**Problem:** Collect all lines containing the word "precip" from the data.

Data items
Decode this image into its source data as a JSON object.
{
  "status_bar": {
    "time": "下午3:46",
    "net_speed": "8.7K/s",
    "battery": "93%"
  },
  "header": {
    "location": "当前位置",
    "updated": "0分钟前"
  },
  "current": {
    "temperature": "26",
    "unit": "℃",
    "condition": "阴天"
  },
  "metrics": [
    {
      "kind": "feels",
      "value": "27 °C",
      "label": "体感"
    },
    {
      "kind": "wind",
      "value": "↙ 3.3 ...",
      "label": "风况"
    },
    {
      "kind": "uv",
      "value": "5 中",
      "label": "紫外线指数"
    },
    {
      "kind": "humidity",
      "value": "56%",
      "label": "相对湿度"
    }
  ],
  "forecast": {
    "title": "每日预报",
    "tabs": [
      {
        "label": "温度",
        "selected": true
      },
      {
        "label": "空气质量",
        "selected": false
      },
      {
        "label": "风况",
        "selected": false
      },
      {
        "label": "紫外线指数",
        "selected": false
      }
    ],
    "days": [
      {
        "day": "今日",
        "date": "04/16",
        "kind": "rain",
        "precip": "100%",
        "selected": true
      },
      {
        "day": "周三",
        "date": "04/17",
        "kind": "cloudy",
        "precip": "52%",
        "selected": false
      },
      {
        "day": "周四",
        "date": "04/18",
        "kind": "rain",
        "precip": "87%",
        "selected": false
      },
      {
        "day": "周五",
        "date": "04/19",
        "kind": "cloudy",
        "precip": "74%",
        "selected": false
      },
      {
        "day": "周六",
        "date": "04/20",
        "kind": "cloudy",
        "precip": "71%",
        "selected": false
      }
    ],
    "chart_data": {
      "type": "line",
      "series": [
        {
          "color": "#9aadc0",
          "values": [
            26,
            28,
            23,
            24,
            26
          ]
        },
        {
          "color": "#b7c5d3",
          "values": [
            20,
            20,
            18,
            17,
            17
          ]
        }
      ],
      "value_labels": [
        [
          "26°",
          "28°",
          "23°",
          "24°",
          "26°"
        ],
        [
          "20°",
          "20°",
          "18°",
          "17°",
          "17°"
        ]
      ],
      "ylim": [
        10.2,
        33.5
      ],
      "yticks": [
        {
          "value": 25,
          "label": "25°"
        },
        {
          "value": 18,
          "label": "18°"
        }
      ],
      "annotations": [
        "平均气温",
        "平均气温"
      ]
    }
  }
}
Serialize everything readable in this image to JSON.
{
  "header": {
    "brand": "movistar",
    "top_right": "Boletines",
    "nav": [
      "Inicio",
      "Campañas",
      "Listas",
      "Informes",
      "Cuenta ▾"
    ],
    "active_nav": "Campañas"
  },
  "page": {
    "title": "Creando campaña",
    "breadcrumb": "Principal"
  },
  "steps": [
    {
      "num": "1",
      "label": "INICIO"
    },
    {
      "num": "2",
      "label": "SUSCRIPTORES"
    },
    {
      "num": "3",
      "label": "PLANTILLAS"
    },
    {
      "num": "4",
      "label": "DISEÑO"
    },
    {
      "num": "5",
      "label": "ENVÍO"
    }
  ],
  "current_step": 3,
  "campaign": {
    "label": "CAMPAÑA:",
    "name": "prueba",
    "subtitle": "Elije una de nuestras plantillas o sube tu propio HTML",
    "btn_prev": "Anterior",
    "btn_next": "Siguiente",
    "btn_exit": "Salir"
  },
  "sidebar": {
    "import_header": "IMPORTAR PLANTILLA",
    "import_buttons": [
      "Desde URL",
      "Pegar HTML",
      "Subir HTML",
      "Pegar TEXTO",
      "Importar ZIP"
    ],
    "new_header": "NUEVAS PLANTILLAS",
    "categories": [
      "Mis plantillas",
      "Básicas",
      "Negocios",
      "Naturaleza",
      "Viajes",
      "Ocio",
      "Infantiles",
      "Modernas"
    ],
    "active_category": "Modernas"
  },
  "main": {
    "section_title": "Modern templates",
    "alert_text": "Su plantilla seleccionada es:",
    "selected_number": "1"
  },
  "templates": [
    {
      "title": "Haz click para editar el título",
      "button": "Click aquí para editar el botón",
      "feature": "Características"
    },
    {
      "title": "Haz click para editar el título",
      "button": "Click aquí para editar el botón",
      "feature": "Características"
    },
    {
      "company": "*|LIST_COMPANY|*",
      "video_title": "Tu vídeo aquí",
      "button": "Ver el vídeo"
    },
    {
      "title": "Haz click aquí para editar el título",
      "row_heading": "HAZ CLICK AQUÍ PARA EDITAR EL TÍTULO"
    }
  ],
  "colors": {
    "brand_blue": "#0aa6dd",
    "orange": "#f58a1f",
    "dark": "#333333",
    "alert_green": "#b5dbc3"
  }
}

**Solution to this exercise:**
        "precip": "100%",
        "precip": "52%",
        "precip": "87%",
        "precip": "74%",
        "precip": "71%",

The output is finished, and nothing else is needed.